Edwin Scott, a member of the congregation, later wrote that the church “was set on fire three times before its destruction was completed.” Twice William G. Conner, the pastor, extinguished the blaze as soldiers fired the building. Conner reported that they were chanting: “Burn the heathen temple.” The church and the Sunday School building were completely destroyed, the records were burned, and the communion silver lost. When the parsonage was set on fire, Conner “brought out a sick child wrapped in a blanket.” A soldier seized the blanket, and Conner “begged that it might be spared because of the child’s sickness.” The soldier “tore it off and threw it into the flames, saying, ‘D[am]n you, if you say a word I’ll throw the child after it.’”
If such fiendish behavior seems unlikely or exaggerated to some readers, please spend some time in the excellent writings of South Carolina archivist-author Karen Stokes, who has dealt extensively with the burning of Columbia.
Even if not explicitly ordered, the commanding general’s view of the church burning may be surmised from an exchange on the following Lord’s day morning, February 19, when Edwin Scott led an informal committee including Conner and two other preachers that gained an audience with Sherman:

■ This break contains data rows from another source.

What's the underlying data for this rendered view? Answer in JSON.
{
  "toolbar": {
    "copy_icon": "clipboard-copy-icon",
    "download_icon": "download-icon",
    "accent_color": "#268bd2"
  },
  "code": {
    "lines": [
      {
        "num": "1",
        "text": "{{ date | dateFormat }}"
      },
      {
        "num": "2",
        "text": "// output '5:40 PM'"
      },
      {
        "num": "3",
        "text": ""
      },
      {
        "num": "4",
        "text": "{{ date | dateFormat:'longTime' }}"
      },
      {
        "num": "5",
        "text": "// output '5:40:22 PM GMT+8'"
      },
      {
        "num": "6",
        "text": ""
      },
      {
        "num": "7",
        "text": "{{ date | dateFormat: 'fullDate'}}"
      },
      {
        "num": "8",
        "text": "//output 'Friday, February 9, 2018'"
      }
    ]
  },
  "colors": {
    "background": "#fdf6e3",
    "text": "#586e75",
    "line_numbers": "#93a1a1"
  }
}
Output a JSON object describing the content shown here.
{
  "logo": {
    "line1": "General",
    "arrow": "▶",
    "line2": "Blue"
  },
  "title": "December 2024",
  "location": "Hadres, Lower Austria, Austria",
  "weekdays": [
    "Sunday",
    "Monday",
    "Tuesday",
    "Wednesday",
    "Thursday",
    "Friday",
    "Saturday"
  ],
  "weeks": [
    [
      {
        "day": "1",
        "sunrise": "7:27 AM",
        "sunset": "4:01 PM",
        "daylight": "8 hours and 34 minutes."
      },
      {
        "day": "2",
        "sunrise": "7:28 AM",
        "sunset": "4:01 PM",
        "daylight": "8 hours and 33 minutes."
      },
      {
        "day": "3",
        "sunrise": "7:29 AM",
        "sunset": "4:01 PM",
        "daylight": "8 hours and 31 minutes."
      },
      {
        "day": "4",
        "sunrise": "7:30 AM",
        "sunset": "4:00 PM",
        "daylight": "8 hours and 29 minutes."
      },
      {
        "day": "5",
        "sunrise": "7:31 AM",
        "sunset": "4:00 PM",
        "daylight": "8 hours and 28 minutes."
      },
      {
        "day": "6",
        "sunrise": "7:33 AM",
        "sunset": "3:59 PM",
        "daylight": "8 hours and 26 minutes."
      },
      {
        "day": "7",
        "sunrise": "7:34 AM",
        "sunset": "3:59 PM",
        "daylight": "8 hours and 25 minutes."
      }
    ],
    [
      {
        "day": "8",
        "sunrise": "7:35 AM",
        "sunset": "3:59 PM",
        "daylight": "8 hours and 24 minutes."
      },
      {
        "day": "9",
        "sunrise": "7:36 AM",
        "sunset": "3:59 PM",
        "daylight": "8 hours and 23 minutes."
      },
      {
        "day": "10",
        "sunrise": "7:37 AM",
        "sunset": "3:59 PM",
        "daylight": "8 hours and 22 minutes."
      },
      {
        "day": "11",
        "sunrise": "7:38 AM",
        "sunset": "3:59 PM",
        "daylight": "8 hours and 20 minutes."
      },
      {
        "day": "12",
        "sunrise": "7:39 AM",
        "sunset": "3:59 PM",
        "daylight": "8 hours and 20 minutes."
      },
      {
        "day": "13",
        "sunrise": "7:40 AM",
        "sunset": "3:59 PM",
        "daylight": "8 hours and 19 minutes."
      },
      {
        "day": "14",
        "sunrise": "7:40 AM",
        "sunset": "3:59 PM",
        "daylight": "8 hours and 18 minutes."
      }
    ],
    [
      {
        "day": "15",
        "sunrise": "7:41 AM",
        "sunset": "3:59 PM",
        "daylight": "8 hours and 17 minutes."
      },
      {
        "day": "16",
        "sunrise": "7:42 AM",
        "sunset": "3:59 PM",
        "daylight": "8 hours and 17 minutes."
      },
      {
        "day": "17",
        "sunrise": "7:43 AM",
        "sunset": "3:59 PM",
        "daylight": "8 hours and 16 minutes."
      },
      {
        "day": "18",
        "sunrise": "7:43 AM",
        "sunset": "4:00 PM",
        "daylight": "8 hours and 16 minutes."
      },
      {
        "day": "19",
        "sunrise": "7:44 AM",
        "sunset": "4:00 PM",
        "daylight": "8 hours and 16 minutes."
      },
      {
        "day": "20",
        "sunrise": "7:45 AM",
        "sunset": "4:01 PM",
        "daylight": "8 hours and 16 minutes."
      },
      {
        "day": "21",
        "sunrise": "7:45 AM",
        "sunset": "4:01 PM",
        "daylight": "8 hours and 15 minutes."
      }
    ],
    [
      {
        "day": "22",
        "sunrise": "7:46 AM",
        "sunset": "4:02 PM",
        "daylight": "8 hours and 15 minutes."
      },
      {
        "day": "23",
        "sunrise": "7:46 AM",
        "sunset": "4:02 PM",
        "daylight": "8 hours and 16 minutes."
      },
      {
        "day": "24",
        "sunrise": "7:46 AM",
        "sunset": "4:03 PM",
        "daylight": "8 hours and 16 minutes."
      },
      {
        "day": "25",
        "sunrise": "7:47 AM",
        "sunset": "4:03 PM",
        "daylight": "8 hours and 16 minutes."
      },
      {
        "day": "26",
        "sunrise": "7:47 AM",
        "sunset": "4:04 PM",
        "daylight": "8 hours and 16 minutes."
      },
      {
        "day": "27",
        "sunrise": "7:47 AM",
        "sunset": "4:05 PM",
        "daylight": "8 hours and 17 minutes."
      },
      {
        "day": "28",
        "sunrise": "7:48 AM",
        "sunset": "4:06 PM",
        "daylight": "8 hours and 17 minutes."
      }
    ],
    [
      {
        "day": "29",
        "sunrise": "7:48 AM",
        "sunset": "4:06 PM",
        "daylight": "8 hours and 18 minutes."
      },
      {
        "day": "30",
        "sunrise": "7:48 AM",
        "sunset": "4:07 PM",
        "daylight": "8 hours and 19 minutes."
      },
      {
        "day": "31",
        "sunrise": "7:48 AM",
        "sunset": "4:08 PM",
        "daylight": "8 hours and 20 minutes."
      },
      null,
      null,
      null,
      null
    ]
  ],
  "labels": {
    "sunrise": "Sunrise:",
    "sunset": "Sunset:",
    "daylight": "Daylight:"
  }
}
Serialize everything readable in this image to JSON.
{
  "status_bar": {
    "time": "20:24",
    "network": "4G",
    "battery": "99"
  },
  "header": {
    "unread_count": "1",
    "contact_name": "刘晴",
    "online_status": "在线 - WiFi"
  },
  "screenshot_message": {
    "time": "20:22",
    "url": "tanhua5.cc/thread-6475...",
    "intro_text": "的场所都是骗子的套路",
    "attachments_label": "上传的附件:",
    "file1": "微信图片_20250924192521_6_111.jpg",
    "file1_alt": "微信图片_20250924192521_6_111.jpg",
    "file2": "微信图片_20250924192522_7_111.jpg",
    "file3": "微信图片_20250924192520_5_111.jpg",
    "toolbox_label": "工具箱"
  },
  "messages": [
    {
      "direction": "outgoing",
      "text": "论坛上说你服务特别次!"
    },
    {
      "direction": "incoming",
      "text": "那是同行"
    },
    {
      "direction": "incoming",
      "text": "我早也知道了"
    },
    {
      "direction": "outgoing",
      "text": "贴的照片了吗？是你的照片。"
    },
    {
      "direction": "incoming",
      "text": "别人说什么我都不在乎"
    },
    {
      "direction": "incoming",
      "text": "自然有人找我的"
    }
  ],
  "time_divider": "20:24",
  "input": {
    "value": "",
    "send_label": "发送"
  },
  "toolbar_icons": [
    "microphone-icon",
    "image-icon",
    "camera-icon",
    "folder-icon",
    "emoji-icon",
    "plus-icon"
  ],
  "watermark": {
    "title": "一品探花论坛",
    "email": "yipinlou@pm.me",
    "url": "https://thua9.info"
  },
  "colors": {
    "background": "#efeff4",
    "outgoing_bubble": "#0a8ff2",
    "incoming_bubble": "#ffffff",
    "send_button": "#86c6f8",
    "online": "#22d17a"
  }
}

. . . they called on General Sherman. At first he chided them: “Gentlemen, what can I do for you? You ought to be at church.” But [Nicholas] Talley replied: “Ah, General, our church is burnt.” Sherman admitted that his men “burnt Columbia” and agreed to “leave us 500 head of beef, 100 muskets and ammunition, all the salt at the Charleston Railroad depot, and wire enough to work flat across the river,” as well as “some medicine.”
So what’s the point? Simply this: the burning of Washington Street Methodist is a metaphor in America today for the terrible destruction wrought by those who – regardless of their intent – confidently think themselves pure, righteous above all others. That includes those who rail, write, and rule on Confederate monuments, art, and graves as though all purity and righteousness was to be found in the North, or in Union blue.
We are surrounded by those who never build anything – they only destroy. While the 94th Psalm refers to a throne, a broader aperture is fair for the purpose here: “Can a throne of destruction be allied with Thee, One which devises mischief by decree?” (94:20).
 Archie Vernon Huff, Jr., Tried By Fire: Washington Street United Methodist Church, Columbia, South Carolina (R.L. Bryan Co.: Columbia, S.C., 1975), 39-40. Aside from the catechism and Bible verses quoted herein, all other quotations are from Huff.
 Anne C. Loveland, Southern Evangelicals and the Social Order, 1800-1860 (LSU Press: Baton Rouge, La., 1980).